Engagement with the industry should meet the following objectives:
give information which might be helpful in providing more certainty for companies in planning their own investment;
be more transparent about BBC Learning's activities, plans and spend in the market;
cultivate an atmosphere of openness after a period of suspicion and hostility;
find appropriate opportunities for partnership;
offer an open playing field to all – whether members of BESA, PACT or neither group.
Specific changes in approach
A number of specific changes were proposed by the BBC Executive which the Trust has endorsed:
As part of Controller Online's engagement with industry, BBC Learning will hold meetings with companies with a specific interest in learning content.
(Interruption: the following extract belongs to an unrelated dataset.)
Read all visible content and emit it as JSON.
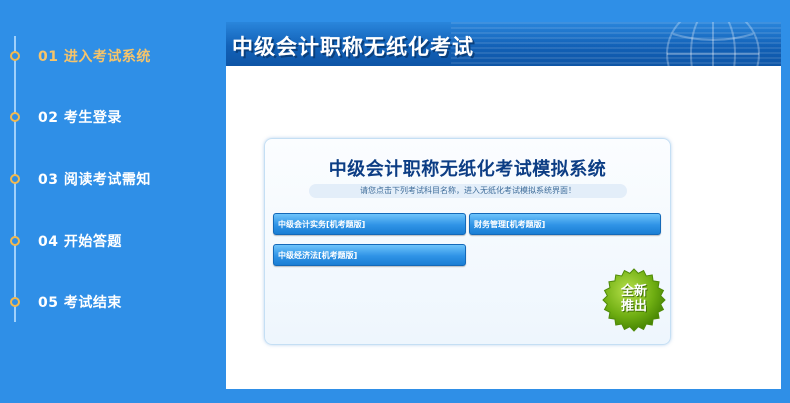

These meetings will be held twice a year alongside (i.e. approximately at the same time as) Controller Online's general Open Days, and will be open to all interested businesses. The meetings will allow BBC Learning to discuss its performance over the previous period (e.g. sharing market research data) and its headline plans for the coming period. BBC Learning will publicise the meetings in advance on relevant parts of bbc.co.uk.
In addition, Learning will have a specialist presence at Knowledge commissioning meetings for independents (again, starting in 2010 after the completion of the strategic assessment). These take place three times a year and focus solely on content commissioning.
Management will include each year in the Statement of Programme Policy for BBC Online the key challenges and priorities for online formal learning, distinguishing between priorities for under-19s and other users. At the same time, BBC Learning will publish online more detail on what this means for the development of elements of the portfolio in the coming year, and any opportunities for partnership which might exist around these.
Before the beginning of each financial year, BBC Learning will publish online:
A breakdown of the headline Online Formal Learning Annex budget into (a) spend on under-19s elements and (b) adult and other formal learning spending plans;
A comparison between these two figures and projected outturn in the previous year;
An indication of the broad areas across which any planned increase, or significant reallocation, in the spend for under-19s formal learning will be targeted.
BBC Learning will also publish audited figures for spend outturn after the end of each financial year, possibly at the same time as the publication of the Annual Report and Accounts.
BBC Learning will make much more of their research data – both market and academic – publicly available. This will be planned in discussion with the BBC's Media, Communications & Audiences department, who are looking at creating a portal for sharing research and performance data more widely. The intention from Learning would to provide information which could form the basis of discussion at the twice-yearly industry meetings.
BBC Learning will seek opportunities for joint working with others in the industry, where appropriate (and beyond, of course, independent content commissioning which is a separate and continuing stream of activity). Learning will tie this in with BBC Online's broader approach to developing a new supply strategy. There may, however, be other Learning-specific areas of joint working. For example, there could be potential for collaboration over academic research into the effectiveness of interactive learning resources on children's motivation and educational achievement, an area where the BBC believes there are gaps in knowledge and where research could deliver public value.
We expect the objectives of engagement and the specific changes to be made as a result to be developed as discussions with industry progress and it becomes clearer how best the BBC can take forward its relationships with different parts of the industry.
The BBC has sought to address a very specific set of circumstances in formal learning with a tailored response. While the ongoing Strategic Review will limit what can take place over the next few months, in the long term we expect that these measures will address the issues raised around communication and engagement.
In light of both the Trust Unit's competitive impact assessment and the proposals agreed with the Executive around engagement with industry, we now consider our work around BESA's complaint to be complete.